**TASK GOAL:** Write the records out again, keeping each line exactly as it is.

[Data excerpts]
************

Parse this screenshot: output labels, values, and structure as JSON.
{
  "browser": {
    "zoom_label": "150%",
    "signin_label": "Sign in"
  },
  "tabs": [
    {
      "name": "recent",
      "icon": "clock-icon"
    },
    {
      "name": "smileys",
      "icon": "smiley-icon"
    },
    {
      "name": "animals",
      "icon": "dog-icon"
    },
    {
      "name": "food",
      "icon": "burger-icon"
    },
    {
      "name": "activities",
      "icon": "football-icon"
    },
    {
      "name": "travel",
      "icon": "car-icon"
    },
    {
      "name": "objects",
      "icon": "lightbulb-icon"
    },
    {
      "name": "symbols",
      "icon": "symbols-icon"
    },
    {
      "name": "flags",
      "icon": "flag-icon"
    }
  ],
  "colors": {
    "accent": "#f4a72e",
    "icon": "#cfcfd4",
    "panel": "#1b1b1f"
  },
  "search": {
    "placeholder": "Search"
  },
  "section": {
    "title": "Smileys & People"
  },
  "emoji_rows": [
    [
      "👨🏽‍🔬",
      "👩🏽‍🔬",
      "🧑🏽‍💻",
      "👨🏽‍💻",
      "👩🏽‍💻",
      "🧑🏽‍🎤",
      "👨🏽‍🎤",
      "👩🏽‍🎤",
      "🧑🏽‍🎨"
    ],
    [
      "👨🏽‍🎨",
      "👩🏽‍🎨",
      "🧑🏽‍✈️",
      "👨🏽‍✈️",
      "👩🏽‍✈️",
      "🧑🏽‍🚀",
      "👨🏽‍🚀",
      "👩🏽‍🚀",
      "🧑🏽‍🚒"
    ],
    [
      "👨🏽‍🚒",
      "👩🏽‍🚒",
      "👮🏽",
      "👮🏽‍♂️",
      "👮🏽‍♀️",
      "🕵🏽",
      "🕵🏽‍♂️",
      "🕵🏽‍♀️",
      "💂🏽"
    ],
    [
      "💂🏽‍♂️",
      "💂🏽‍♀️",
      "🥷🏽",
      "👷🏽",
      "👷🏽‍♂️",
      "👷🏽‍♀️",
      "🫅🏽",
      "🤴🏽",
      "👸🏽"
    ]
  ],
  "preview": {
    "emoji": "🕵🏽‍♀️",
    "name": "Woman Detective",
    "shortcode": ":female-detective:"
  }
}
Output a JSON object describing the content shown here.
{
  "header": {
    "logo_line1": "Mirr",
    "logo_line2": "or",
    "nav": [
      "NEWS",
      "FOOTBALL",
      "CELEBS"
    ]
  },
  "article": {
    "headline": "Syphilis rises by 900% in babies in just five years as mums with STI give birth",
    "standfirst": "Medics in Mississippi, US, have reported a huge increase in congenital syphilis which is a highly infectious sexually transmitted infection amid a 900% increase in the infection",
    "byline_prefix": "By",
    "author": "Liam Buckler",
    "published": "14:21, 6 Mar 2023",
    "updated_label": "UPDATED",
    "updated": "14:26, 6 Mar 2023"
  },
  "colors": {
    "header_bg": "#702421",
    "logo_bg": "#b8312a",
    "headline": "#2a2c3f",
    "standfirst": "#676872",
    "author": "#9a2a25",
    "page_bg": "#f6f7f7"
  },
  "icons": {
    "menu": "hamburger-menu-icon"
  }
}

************

**RESPONSE TO THIS EXERCISE:**
Parse this screenshot: output labels, values, and structure as JSON.
{
  "browser": {
    "zoom_label": "150%",
    "signin_label": "Sign in"
  },
  "tabs": [
    {
      "name": "recent",
      "icon": "clock-icon"
    },
    {
      "name": "smileys",
      "icon": "smiley-icon"
    },
    {
      "name": "animals",
      "icon": "dog-icon"
    },
    {
      "name": "food",
      "icon": "burger-icon"
    },
    {
      "name": "activities",
      "icon": "football-icon"
    },
    {
      "name": "travel",
      "icon": "car-icon"
    },
    {
      "name": "objects",
      "icon": "lightbulb-icon"
    },
    {
      "name": "symbols",
      "icon": "symbols-icon"
    },
    {
      "name": "flags",
      "icon": "flag-icon"
    }
  ],
  "colors": {
    "accent": "#f4a72e",
    "icon": "#cfcfd4",
    "panel": "#1b1b1f"
  },
  "search": {
    "placeholder": "Search"
  },
  "section": {
    "title": "Smileys & People"
  },
  "emoji_rows": [
    [
      "👨🏽‍🔬",
      "👩🏽‍🔬",
      "🧑🏽‍💻",
      "👨🏽‍💻",
      "👩🏽‍💻",
      "🧑🏽‍🎤",
      "👨🏽‍🎤",
      "👩🏽‍🎤",
      "🧑🏽‍🎨"
    ],
    [
      "👨🏽‍🎨",
      "👩🏽‍🎨",
      "🧑🏽‍✈️",
      "👨🏽‍✈️",
      "👩🏽‍✈️",
      "🧑🏽‍🚀",
      "👨🏽‍🚀",
      "👩🏽‍🚀",
      "🧑🏽‍🚒"
    ],
    [
      "👨🏽‍🚒",
      "👩🏽‍🚒",
      "👮🏽",
      "👮🏽‍♂️",
      "👮🏽‍♀️",
      "🕵🏽",
      "🕵🏽‍♂️",
      "🕵🏽‍♀️",
      "💂🏽"
    ],
    [
      "💂🏽‍♂️",
      "💂🏽‍♀️",
      "🥷🏽",
      "👷🏽",
      "👷🏽‍♂️",
      "👷🏽‍♀️",
      "🫅🏽",
      "🤴🏽",
      "👸🏽"
    ]
  ],
  "preview": {
    "emoji": "🕵🏽‍♀️",
    "name": "Woman Detective",
    "shortcode": ":female-detective:"
  }
}
Output a JSON object describing the content shown here.
{
  "header": {
    "logo_line1": "Mirr",
    "logo_line2": "or",
    "nav": [
      "NEWS",
      "FOOTBALL",
      "CELEBS"
    ]
  },
  "article": {
    "headline": "Syphilis rises by 900% in babies in just five years as mums with STI give birth",
    "standfirst": "Medics in Mississippi, US, have reported a huge increase in congenital syphilis which is a highly infectious sexually transmitted infection amid a 900% increase in the infection",
    "byline_prefix": "By",
    "author": "Liam Buckler",
    "published": "14:21, 6 Mar 2023",
    "updated_label": "UPDATED",
    "updated": "14:26, 6 Mar 2023"
  },
  "colors": {
    "header_bg": "#702421",
    "logo_bg": "#b8312a",
    "headline": "#2a2c3f",
    "standfirst": "#676872",
    "author": "#9a2a25",
    "page_bg": "#f6f7f7"
  },
  "icons": {
    "menu": "hamburger-menu-icon"
  }
}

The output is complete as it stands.